And steroids will, of course, come front and center with Juan Gonzalez, Rafael Palmeiro and the lingering issue of Mark McGwire.
This year’s list isn’t especially heavy with Yankees. Don Mattingly is still on the ballot, with a very outspoken corner of the baseball world pleading for his induction. Tino Martinez was a good part of great teams, but probably not a Hall of Famer. Kevin Brown, Al Leiter and Tim Raines spent the bulk of their careers playing elsewhere.
I’m a long way from having a vote, which is good because I have a hard time making up my mind about some of these guys. I’ve gone back and forth about Blyleven, McGwire, Lee Smith, Edgar Martinez and Alan Trammell. Larken, Bagwell and Alomar jump out as players I would definitely vote for, and I’m starting to come around on Raines.
Of course, by the time the election results are announced, I will have probably changed my mind 20 times.
The complete ballot, via the AP: Roberto Alomar, Carlos Baerga, Jeff Bagwell, Harold Baines, Bert Blyleven, Bret Boone, Kevin Brown, John Franco, Juan Gonzalez, Marquis Grissom, Lenny Harris, Bobby Higginson, Charles Johnson, Barry Larkin, Al Leiter, Edgar Martinez, Tino Martinez, Don Mattingly, Fred McGriff, Mark McGwire, Raul Mondesi, Jack Morris, Dale Murphy, John Olerud, Rafael Palmeiro, Dave Parker, Tim Raines, Kirk Rueter, Benito Santiago, Lee Smith, B.J. Surhoff, Alan Trammell, Larry Walker.
One shortstop comes off the board • 11.29.10
Juan Uribe has signed a three-year deal with the Dodgers, taking one viable shortstop candidate off the free agent market at a price far lower than the Yankees offer to Derek Jeter.
Granted, Uribe is far from a perfect comparison to Jeter — he’s 31 years old and has never made an all-star team, much less flirted with an MVP award — but he does help establish the market value for middle infielders.

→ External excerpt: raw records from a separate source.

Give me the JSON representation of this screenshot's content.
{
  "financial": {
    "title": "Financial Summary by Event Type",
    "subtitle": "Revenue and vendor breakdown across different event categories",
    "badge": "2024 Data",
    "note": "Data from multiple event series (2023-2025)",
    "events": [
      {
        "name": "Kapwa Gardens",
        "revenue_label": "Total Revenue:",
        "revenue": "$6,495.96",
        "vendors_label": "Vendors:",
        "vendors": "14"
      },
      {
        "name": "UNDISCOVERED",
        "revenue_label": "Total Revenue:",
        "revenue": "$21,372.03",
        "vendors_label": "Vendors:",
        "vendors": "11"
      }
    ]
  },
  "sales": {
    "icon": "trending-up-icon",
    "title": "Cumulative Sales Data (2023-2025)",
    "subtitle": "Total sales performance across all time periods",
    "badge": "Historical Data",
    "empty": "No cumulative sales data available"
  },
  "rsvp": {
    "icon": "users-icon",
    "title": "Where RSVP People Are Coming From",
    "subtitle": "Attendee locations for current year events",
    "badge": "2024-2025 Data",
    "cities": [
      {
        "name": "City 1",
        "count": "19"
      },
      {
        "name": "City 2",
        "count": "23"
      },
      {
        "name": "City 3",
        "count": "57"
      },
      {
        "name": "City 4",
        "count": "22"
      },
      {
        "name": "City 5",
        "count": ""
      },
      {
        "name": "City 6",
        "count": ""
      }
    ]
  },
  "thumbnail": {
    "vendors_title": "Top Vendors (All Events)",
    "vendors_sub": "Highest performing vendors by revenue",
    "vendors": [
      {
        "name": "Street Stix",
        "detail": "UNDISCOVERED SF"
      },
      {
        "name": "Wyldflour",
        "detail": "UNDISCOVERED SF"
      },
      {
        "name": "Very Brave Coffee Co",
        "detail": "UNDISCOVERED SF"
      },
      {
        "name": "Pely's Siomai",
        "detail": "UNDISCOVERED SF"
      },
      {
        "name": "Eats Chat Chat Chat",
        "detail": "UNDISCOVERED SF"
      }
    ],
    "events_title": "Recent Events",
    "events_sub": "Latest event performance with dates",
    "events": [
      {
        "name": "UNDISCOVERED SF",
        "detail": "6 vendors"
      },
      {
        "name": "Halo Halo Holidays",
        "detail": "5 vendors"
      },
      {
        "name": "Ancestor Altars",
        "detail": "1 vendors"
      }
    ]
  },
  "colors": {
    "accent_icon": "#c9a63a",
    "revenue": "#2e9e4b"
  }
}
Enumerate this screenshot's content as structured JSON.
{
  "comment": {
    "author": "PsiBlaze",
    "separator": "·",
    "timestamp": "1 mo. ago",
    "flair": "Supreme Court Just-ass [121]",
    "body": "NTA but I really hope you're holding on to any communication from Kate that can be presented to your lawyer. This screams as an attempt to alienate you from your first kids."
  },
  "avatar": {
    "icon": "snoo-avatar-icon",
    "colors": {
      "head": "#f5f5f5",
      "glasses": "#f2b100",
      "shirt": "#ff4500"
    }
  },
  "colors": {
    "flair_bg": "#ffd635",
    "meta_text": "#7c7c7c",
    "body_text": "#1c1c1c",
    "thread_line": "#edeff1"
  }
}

The Yankees basically offered Jeter twice what Uribe will be making. A little more, actually.